Starting at the first line and ending at the last, reproduce the records below exactly.

Website and app data records:
━━━━━━━━
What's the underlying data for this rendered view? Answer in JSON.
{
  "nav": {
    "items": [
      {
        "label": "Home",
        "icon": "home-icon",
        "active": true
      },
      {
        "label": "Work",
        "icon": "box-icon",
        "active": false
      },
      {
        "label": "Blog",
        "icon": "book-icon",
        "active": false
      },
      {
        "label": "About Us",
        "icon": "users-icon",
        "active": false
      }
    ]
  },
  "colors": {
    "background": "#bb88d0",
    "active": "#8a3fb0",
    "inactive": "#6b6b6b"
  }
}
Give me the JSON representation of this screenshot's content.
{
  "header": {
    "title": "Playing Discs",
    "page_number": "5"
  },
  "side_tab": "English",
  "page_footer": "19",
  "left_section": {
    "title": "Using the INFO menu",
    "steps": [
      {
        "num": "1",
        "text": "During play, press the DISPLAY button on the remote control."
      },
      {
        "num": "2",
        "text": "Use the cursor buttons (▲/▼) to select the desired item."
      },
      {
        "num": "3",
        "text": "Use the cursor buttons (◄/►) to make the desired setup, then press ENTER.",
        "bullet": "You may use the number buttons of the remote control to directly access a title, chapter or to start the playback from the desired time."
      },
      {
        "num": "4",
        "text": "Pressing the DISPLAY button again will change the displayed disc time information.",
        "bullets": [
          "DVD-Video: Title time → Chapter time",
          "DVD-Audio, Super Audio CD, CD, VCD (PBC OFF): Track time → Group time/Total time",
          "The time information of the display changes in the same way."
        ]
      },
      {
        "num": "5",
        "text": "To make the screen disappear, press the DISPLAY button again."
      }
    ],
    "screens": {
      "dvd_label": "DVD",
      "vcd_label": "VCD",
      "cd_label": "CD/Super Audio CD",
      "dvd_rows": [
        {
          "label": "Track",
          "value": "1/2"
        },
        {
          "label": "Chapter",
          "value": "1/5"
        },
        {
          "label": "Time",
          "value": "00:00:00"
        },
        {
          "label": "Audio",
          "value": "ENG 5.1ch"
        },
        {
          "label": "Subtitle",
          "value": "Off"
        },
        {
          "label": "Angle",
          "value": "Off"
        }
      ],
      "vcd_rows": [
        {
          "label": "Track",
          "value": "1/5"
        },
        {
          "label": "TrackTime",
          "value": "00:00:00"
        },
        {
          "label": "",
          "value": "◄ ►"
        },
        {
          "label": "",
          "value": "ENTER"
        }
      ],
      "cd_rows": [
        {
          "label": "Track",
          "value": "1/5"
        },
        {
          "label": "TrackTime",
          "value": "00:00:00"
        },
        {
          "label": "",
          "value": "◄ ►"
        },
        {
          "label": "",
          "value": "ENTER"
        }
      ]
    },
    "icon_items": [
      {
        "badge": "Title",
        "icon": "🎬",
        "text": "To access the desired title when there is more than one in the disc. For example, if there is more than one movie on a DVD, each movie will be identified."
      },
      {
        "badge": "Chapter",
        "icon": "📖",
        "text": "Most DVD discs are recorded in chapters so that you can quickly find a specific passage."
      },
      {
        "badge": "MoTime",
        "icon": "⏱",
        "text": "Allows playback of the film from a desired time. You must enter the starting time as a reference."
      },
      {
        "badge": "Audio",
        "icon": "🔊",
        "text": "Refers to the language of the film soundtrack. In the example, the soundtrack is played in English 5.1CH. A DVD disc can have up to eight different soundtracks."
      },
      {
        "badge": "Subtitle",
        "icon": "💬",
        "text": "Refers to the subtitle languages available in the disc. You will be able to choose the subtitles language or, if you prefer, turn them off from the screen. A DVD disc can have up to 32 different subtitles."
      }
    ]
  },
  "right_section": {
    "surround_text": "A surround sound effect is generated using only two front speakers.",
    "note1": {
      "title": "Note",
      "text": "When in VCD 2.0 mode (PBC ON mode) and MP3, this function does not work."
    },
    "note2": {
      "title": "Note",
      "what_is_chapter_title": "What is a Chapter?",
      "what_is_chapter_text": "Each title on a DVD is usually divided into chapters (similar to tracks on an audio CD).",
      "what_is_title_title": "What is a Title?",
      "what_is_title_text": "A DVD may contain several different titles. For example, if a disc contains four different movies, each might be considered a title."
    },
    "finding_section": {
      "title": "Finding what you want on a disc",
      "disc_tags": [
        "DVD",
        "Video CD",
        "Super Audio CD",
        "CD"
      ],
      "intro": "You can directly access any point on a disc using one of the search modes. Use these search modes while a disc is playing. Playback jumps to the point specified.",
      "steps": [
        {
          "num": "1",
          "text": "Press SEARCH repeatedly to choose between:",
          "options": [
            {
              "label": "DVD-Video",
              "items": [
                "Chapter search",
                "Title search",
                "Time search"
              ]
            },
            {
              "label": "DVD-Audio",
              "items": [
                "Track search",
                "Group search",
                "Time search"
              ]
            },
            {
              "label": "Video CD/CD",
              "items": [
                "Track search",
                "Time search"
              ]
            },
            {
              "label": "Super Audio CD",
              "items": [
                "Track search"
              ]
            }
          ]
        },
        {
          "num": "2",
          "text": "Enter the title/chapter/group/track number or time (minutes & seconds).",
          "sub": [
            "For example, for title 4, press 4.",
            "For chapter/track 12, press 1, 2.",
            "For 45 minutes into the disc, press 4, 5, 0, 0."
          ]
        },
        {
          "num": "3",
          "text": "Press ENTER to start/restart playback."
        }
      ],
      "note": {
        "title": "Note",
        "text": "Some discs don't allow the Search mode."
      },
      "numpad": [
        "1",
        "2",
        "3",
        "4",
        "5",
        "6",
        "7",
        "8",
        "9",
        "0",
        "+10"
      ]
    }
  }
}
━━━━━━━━
TASK RESPONSE:
What's the underlying data for this rendered view? Answer in JSON.
{
  "nav": {
    "items": [
      {
        "label": "Home",
        "icon": "home-icon",
        "active": true
      },
      {
        "label": "Work",
        "icon": "box-icon",
        "active": false
      },
      {
        "label": "Blog",
        "icon": "book-icon",
        "active": false
      },
      {
        "label": "About Us",
        "icon": "users-icon",
        "active": false
      }
    ]
  },
  "colors": {
    "background": "#bb88d0",
    "active": "#8a3fb0",
    "inactive": "#6b6b6b"
  }
}
Give me the JSON representation of this screenshot's content.
{
  "header": {
    "title": "Playing Discs",
    "page_number": "5"
  },
  "side_tab": "English",
  "page_footer": "19",
  "left_section": {
    "title": "Using the INFO menu",
    "steps": [
      {
        "num": "1",
        "text": "During play, press the DISPLAY button on the remote control."
      },
      {
        "num": "2",
        "text": "Use the cursor buttons (▲/▼) to select the desired item."
      },
      {
        "num": "3",
        "text": "Use the cursor buttons (◄/►) to make the desired setup, then press ENTER.",
        "bullet": "You may use the number buttons of the remote control to directly access a title, chapter or to start the playback from the desired time."
      },
      {
        "num": "4",
        "text": "Pressing the DISPLAY button again will change the displayed disc time information.",
        "bullets": [
          "DVD-Video: Title time → Chapter time",
          "DVD-Audio, Super Audio CD, CD, VCD (PBC OFF): Track time → Group time/Total time",
          "The time information of the display changes in the same way."
        ]
      },
      {
        "num": "5",
        "text": "To make the screen disappear, press the DISPLAY button again."
      }
    ],
    "screens": {
      "dvd_label": "DVD",
      "vcd_label": "VCD",
      "cd_label": "CD/Super Audio CD",
      "dvd_rows": [
        {
          "label": "Track",
          "value": "1/2"
        },
        {
          "label": "Chapter",
          "value": "1/5"
        },
        {
          "label": "Time",
          "value": "00:00:00"
        },
        {
          "label": "Audio",
          "value": "ENG 5.1ch"
        },
        {
          "label": "Subtitle",
          "value": "Off"
        },
        {
          "label": "Angle",
          "value": "Off"
        }
      ],
      "vcd_rows": [
        {
          "label": "Track",
          "value": "1/5"
        },
        {
          "label": "TrackTime",
          "value": "00:00:00"
        },
        {
          "label": "",
          "value": "◄ ►"
        },
        {
          "label": "",
          "value": "ENTER"
        }
      ],
      "cd_rows": [
        {
          "label": "Track",
          "value": "1/5"
        },
        {
          "label": "TrackTime",
          "value": "00:00:00"
        },
        {
          "label": "",
          "value": "◄ ►"
        },
        {
          "label": "",
          "value": "ENTER"
        }
      ]
    },
    "icon_items": [
      {
        "badge": "Title",
        "icon": "🎬",
        "text": "To access the desired title when there is more than one in the disc. For example, if there is more than one movie on a DVD, each movie will be identified."
      },
      {
        "badge": "Chapter",
        "icon": "📖",
        "text": "Most DVD discs are recorded in chapters so that you can quickly find a specific passage."
      },
      {
        "badge": "MoTime",
        "icon": "⏱",
        "text": "Allows playback of the film from a desired time. You must enter the starting time as a reference."
      },
      {
        "badge": "Audio",
        "icon": "🔊",
        "text": "Refers to the language of the film soundtrack. In the example, the soundtrack is played in English 5.1CH. A DVD disc can have up to eight different soundtracks."
      },
      {
        "badge": "Subtitle",
        "icon": "💬",
        "text": "Refers to the subtitle languages available in the disc. You will be able to choose the subtitles language or, if you prefer, turn them off from the screen. A DVD disc can have up to 32 different subtitles."
      }
    ]
  },
  "right_section": {
    "surround_text": "A surround sound effect is generated using only two front speakers.",
    "note1": {
      "title": "Note",
      "text": "When in VCD 2.0 mode (PBC ON mode) and MP3, this function does not work."
    },
    "note2": {
      "title": "Note",
      "what_is_chapter_title": "What is a Chapter?",
      "what_is_chapter_text": "Each title on a DVD is usually divided into chapters (similar to tracks on an audio CD).",
      "what_is_title_title": "What is a Title?",
      "what_is_title_text": "A DVD may contain several different titles. For example, if a disc contains four different movies, each might be considered a title."
    },
    "finding_section": {
      "title": "Finding what you want on a disc",
      "disc_tags": [
        "DVD",
        "Video CD",
        "Super Audio CD",
        "CD"
      ],
      "intro": "You can directly access any point on a disc using one of the search modes. Use these search modes while a disc is playing. Playback jumps to the point specified.",
      "steps": [
        {
          "num": "1",
          "text": "Press SEARCH repeatedly to choose between:",
          "options": [
            {
              "label": "DVD-Video",
              "items": [
                "Chapter search",
                "Title search",
                "Time search"
              ]
            },
            {
              "label": "DVD-Audio",
              "items": [
                "Track search",
                "Group search",
                "Time search"
              ]
            },
            {
              "label": "Video CD/CD",
              "items": [
                "Track search",
                "Time search"
              ]
            },
            {
              "label": "Super Audio CD",
              "items": [
                "Track search"
              ]
            }
          ]
        },
        {
          "num": "2",
          "text": "Enter the title/chapter/group/track number or time (minutes & seconds).",
          "sub": [
            "For example, for title 4, press 4.",
            "For chapter/track 12, press 1, 2.",
            "For 45 minutes into the disc, press 4, 5, 0, 0."
          ]
        },
        {
          "num": "3",
          "text": "Press ENTER to start/restart playback."
        }
      ],
      "note": {
        "title": "Note",
        "text": "Some discs don't allow the Search mode."
      },
      "numpad": [
        "1",
        "2",
        "3",
        "4",
        "5",
        "6",
        "7",
        "8",
        "9",
        "0",
        "+10"
      ]
    }
  }
}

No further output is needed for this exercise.